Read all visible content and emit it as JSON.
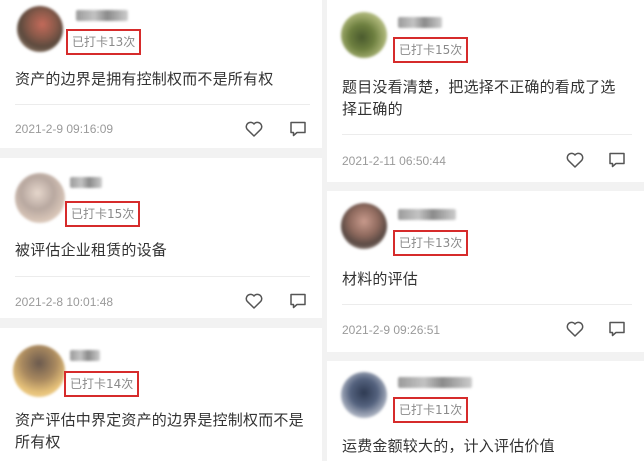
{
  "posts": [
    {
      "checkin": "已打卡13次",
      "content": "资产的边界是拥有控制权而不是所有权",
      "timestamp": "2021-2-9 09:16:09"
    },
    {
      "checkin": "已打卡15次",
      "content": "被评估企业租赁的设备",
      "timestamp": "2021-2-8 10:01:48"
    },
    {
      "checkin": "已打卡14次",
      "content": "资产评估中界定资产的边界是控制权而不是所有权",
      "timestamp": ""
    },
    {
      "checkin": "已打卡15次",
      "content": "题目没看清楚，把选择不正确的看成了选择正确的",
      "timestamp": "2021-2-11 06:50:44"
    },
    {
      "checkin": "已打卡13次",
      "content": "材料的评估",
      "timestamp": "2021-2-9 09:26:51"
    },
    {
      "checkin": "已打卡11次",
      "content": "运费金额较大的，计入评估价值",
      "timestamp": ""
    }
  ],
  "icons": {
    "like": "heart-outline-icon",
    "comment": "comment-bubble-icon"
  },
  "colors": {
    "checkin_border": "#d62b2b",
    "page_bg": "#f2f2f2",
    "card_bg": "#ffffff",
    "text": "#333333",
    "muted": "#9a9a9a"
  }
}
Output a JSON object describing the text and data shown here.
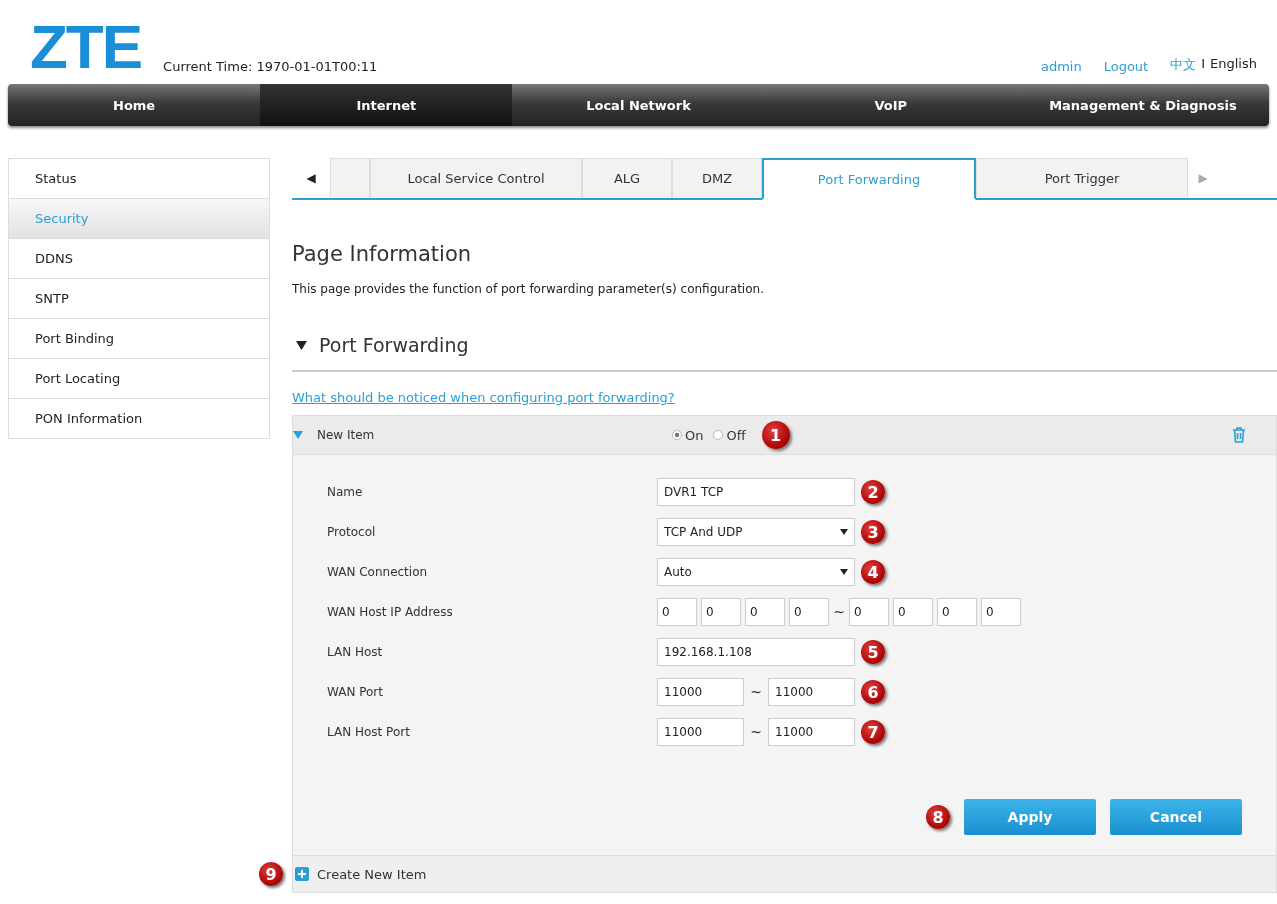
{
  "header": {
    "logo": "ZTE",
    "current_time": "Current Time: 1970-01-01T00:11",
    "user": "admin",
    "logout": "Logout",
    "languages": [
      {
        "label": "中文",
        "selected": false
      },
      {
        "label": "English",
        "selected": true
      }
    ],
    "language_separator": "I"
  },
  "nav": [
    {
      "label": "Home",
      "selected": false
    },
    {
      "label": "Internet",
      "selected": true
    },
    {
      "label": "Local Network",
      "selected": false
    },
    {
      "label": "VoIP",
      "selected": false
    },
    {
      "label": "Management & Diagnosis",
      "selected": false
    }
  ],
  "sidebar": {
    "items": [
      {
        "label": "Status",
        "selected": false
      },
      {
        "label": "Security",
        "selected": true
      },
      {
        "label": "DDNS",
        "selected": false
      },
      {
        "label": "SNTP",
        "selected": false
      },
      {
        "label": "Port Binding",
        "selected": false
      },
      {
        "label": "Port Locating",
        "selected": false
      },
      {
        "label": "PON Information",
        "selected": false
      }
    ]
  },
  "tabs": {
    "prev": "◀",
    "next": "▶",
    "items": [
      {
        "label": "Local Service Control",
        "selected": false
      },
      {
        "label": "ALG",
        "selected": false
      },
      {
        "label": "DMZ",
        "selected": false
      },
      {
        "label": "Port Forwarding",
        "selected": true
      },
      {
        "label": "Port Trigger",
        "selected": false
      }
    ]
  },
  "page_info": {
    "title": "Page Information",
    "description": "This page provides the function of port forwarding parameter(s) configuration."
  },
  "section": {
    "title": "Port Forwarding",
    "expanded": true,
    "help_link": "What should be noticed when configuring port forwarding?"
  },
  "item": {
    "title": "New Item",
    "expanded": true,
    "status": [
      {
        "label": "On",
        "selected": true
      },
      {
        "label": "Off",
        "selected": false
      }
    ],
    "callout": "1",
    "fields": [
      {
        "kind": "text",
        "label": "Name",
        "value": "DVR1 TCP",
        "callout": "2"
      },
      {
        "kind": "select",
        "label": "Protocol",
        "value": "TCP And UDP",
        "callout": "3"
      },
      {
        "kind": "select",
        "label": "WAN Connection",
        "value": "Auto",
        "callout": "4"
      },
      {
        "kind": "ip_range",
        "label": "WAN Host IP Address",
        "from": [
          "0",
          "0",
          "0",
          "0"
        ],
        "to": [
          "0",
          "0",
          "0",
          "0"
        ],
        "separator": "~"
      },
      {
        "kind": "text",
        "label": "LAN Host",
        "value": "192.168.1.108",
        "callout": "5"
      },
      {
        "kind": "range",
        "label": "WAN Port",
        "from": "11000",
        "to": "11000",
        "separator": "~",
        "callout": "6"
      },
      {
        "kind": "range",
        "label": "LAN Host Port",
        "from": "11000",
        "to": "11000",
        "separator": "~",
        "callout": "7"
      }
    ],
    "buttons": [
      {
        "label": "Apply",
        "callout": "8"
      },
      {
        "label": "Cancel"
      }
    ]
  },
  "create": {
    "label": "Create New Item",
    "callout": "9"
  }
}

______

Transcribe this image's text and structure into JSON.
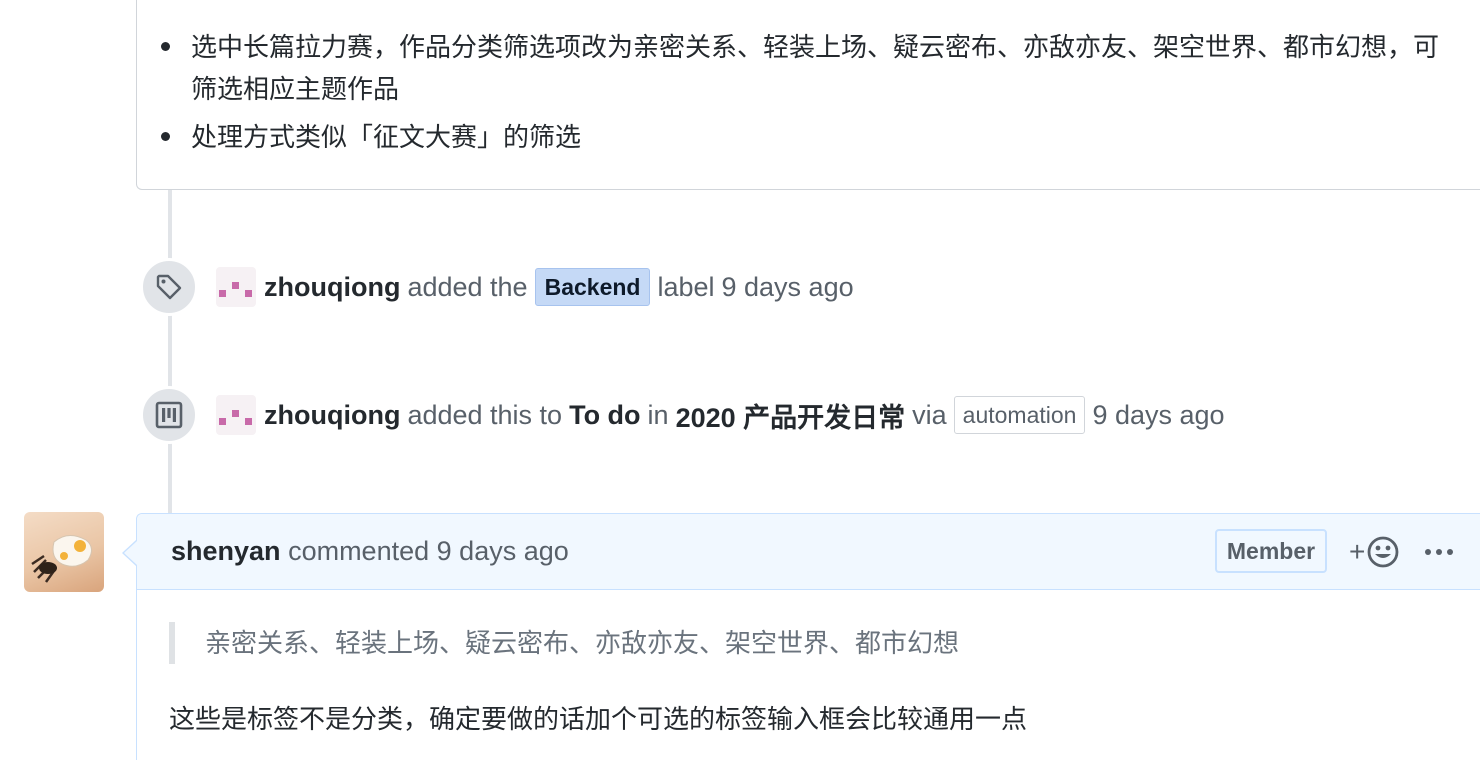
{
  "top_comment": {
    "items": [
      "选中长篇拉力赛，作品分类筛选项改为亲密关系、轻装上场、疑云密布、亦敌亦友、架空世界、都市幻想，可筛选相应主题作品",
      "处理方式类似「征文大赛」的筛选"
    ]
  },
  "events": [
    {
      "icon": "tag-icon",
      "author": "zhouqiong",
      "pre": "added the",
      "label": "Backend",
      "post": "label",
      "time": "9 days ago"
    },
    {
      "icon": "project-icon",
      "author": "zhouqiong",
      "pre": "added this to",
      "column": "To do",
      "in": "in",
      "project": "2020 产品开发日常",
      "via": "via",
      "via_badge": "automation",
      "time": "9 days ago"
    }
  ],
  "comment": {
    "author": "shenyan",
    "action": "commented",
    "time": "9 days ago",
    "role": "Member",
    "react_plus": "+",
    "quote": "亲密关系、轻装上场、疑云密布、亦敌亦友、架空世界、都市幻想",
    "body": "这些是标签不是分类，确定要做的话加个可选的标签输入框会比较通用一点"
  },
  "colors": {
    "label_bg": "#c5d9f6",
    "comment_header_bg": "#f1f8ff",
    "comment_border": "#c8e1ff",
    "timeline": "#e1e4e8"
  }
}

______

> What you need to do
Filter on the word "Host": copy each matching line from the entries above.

> Exercise answer
        "label": "WAN Host IP Address",
        "label": "LAN Host",
        "label": "LAN Host Port",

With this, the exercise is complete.